▶ [Assignment]: Each line below is to be written out once more, precisely as given.

Top of Data to examine

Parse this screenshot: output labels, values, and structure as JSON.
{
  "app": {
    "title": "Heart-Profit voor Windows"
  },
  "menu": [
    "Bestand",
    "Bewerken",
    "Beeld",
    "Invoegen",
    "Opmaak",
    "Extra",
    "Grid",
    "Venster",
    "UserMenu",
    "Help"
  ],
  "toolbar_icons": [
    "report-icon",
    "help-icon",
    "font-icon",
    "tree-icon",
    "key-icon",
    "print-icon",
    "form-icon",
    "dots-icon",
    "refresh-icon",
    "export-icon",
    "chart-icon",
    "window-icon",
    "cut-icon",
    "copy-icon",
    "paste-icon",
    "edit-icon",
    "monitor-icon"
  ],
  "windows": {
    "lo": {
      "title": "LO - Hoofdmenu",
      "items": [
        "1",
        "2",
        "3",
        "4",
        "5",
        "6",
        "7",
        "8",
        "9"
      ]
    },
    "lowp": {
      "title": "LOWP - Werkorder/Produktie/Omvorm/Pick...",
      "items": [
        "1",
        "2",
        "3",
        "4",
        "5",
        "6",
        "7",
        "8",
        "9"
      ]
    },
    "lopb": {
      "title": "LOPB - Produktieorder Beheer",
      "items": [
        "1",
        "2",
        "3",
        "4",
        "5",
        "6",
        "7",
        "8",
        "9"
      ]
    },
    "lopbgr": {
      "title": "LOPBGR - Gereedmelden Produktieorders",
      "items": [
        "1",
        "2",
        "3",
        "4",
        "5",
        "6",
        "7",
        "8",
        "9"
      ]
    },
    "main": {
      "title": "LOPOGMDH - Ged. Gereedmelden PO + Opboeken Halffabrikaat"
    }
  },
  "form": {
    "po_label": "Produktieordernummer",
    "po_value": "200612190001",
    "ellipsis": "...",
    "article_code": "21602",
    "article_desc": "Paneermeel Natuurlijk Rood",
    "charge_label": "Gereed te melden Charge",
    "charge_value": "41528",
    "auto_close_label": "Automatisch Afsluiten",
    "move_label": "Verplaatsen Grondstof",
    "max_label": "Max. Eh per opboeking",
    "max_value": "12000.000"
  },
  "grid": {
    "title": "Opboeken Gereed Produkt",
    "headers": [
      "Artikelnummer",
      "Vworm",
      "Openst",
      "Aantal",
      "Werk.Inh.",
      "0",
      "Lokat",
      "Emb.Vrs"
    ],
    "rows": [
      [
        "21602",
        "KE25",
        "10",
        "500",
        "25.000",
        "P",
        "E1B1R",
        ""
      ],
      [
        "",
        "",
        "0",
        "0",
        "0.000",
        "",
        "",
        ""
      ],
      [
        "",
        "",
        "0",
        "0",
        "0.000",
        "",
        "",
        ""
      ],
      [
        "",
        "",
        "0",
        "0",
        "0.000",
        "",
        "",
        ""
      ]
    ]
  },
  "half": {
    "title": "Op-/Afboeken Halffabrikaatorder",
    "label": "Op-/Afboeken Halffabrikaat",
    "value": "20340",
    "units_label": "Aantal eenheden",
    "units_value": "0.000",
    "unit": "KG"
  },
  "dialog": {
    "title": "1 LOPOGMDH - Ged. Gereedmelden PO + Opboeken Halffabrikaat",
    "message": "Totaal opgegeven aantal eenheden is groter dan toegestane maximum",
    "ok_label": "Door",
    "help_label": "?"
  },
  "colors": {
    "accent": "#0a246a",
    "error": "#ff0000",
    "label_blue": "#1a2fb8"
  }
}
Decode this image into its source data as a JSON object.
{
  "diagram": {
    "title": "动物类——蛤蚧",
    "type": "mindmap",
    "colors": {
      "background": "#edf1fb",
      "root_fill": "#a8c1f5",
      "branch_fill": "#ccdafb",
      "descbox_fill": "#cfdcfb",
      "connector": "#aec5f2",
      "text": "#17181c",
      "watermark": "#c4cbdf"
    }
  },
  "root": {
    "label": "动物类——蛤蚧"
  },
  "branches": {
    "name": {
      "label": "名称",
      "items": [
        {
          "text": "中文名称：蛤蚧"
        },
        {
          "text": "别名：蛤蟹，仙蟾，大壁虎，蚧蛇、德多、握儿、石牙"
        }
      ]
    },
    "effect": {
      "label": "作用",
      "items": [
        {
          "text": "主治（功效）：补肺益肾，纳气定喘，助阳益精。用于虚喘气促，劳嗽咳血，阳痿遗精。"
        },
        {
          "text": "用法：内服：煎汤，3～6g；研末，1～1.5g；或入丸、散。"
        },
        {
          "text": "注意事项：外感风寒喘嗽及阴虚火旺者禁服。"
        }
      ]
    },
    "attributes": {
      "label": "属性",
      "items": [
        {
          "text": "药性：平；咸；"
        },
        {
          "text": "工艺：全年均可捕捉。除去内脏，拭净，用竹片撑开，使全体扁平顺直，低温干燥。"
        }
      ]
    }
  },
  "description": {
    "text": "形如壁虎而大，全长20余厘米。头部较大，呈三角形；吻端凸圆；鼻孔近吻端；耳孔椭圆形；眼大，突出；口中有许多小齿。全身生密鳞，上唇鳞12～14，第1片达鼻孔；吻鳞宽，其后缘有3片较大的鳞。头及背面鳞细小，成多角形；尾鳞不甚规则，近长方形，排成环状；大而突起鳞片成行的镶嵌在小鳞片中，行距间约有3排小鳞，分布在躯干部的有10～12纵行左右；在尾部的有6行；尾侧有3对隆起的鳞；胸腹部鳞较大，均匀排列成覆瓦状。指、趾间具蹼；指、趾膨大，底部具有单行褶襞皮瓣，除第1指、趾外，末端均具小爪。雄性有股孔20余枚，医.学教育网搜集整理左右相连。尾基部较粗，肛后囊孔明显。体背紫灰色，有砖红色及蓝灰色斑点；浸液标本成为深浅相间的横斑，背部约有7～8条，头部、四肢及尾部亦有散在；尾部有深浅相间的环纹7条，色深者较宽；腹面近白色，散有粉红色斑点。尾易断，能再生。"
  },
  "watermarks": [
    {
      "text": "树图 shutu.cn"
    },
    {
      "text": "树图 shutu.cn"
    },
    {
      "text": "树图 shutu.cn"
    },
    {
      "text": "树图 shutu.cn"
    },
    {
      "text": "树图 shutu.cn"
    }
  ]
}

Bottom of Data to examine

▶ [Exercise response]:
Parse this screenshot: output labels, values, and structure as JSON.
{
  "app": {
    "title": "Heart-Profit voor Windows"
  },
  "menu": [
    "Bestand",
    "Bewerken",
    "Beeld",
    "Invoegen",
    "Opmaak",
    "Extra",
    "Grid",
    "Venster",
    "UserMenu",
    "Help"
  ],
  "toolbar_icons": [
    "report-icon",
    "help-icon",
    "font-icon",
    "tree-icon",
    "key-icon",
    "print-icon",
    "form-icon",
    "dots-icon",
    "refresh-icon",
    "export-icon",
    "chart-icon",
    "window-icon",
    "cut-icon",
    "copy-icon",
    "paste-icon",
    "edit-icon",
    "monitor-icon"
  ],
  "windows": {
    "lo": {
      "title": "LO - Hoofdmenu",
      "items": [
        "1",
        "2",
        "3",
        "4",
        "5",
        "6",
        "7",
        "8",
        "9"
      ]
    },
    "lowp": {
      "title": "LOWP - Werkorder/Produktie/Omvorm/Pick...",
      "items": [
        "1",
        "2",
        "3",
        "4",
        "5",
        "6",
        "7",
        "8",
        "9"
      ]
    },
    "lopb": {
      "title": "LOPB - Produktieorder Beheer",
      "items": [
        "1",
        "2",
        "3",
        "4",
        "5",
        "6",
        "7",
        "8",
        "9"
      ]
    },
    "lopbgr": {
      "title": "LOPBGR - Gereedmelden Produktieorders",
      "items": [
        "1",
        "2",
        "3",
        "4",
        "5",
        "6",
        "7",
        "8",
        "9"
      ]
    },
    "main": {
      "title": "LOPOGMDH - Ged. Gereedmelden PO + Opboeken Halffabrikaat"
    }
  },
  "form": {
    "po_label": "Produktieordernummer",
    "po_value": "200612190001",
    "ellipsis": "...",
    "article_code": "21602",
    "article_desc": "Paneermeel Natuurlijk Rood",
    "charge_label": "Gereed te melden Charge",
    "charge_value": "41528",
    "auto_close_label": "Automatisch Afsluiten",
    "move_label": "Verplaatsen Grondstof",
    "max_label": "Max. Eh per opboeking",
    "max_value": "12000.000"
  },
  "grid": {
    "title": "Opboeken Gereed Produkt",
    "headers": [
      "Artikelnummer",
      "Vworm",
      "Openst",
      "Aantal",
      "Werk.Inh.",
      "0",
      "Lokat",
      "Emb.Vrs"
    ],
    "rows": [
      [
        "21602",
        "KE25",
        "10",
        "500",
        "25.000",
        "P",
        "E1B1R",
        ""
      ],
      [
        "",
        "",
        "0",
        "0",
        "0.000",
        "",
        "",
        ""
      ],
      [
        "",
        "",
        "0",
        "0",
        "0.000",
        "",
        "",
        ""
      ],
      [
        "",
        "",
        "0",
        "0",
        "0.000",
        "",
        "",
        ""
      ]
    ]
  },
  "half": {
    "title": "Op-/Afboeken Halffabrikaatorder",
    "label": "Op-/Afboeken Halffabrikaat",
    "value": "20340",
    "units_label": "Aantal eenheden",
    "units_value": "0.000",
    "unit": "KG"
  },
  "dialog": {
    "title": "1 LOPOGMDH - Ged. Gereedmelden PO + Opboeken Halffabrikaat",
    "message": "Totaal opgegeven aantal eenheden is groter dan toegestane maximum",
    "ok_label": "Door",
    "help_label": "?"
  },
  "colors": {
    "accent": "#0a246a",
    "error": "#ff0000",
    "label_blue": "#1a2fb8"
  }
}
Decode this image into its source data as a JSON object.
{
  "diagram": {
    "title": "动物类——蛤蚧",
    "type": "mindmap",
    "colors": {
      "background": "#edf1fb",
      "root_fill": "#a8c1f5",
      "branch_fill": "#ccdafb",
      "descbox_fill": "#cfdcfb",
      "connector": "#aec5f2",
      "text": "#17181c",
      "watermark": "#c4cbdf"
    }
  },
  "root": {
    "label": "动物类——蛤蚧"
  },
  "branches": {
    "name": {
      "label": "名称",
      "items": [
        {
          "text": "中文名称：蛤蚧"
        },
        {
          "text": "别名：蛤蟹，仙蟾，大壁虎，蚧蛇、德多、握儿、石牙"
        }
      ]
    },
    "effect": {
      "label": "作用",
      "items": [
        {
          "text": "主治（功效）：补肺益肾，纳气定喘，助阳益精。用于虚喘气促，劳嗽咳血，阳痿遗精。"
        },
        {
          "text": "用法：内服：煎汤，3～6g；研末，1～1.5g；或入丸、散。"
        },
        {
          "text": "注意事项：外感风寒喘嗽及阴虚火旺者禁服。"
        }
      ]
    },
    "attributes": {
      "label": "属性",
      "items": [
        {
          "text": "药性：平；咸；"
        },
        {
          "text": "工艺：全年均可捕捉。除去内脏，拭净，用竹片撑开，使全体扁平顺直，低温干燥。"
        }
      ]
    }
  },
  "description": {
    "text": "形如壁虎而大，全长20余厘米。头部较大，呈三角形；吻端凸圆；鼻孔近吻端；耳孔椭圆形；眼大，突出；口中有许多小齿。全身生密鳞，上唇鳞12～14，第1片达鼻孔；吻鳞宽，其后缘有3片较大的鳞。头及背面鳞细小，成多角形；尾鳞不甚规则，近长方形，排成环状；大而突起鳞片成行的镶嵌在小鳞片中，行距间约有3排小鳞，分布在躯干部的有10～12纵行左右；在尾部的有6行；尾侧有3对隆起的鳞；胸腹部鳞较大，均匀排列成覆瓦状。指、趾间具蹼；指、趾膨大，底部具有单行褶襞皮瓣，除第1指、趾外，末端均具小爪。雄性有股孔20余枚，医.学教育网搜集整理左右相连。尾基部较粗，肛后囊孔明显。体背紫灰色，有砖红色及蓝灰色斑点；浸液标本成为深浅相间的横斑，背部约有7～8条，头部、四肢及尾部亦有散在；尾部有深浅相间的环纹7条，色深者较宽；腹面近白色，散有粉红色斑点。尾易断，能再生。"
  },
  "watermarks": [
    {
      "text": "树图 shutu.cn"
    },
    {
      "text": "树图 shutu.cn"
    },
    {
      "text": "树图 shutu.cn"
    },
    {
      "text": "树图 shutu.cn"
    },
    {
      "text": "树图 shutu.cn"
    }
  ]
}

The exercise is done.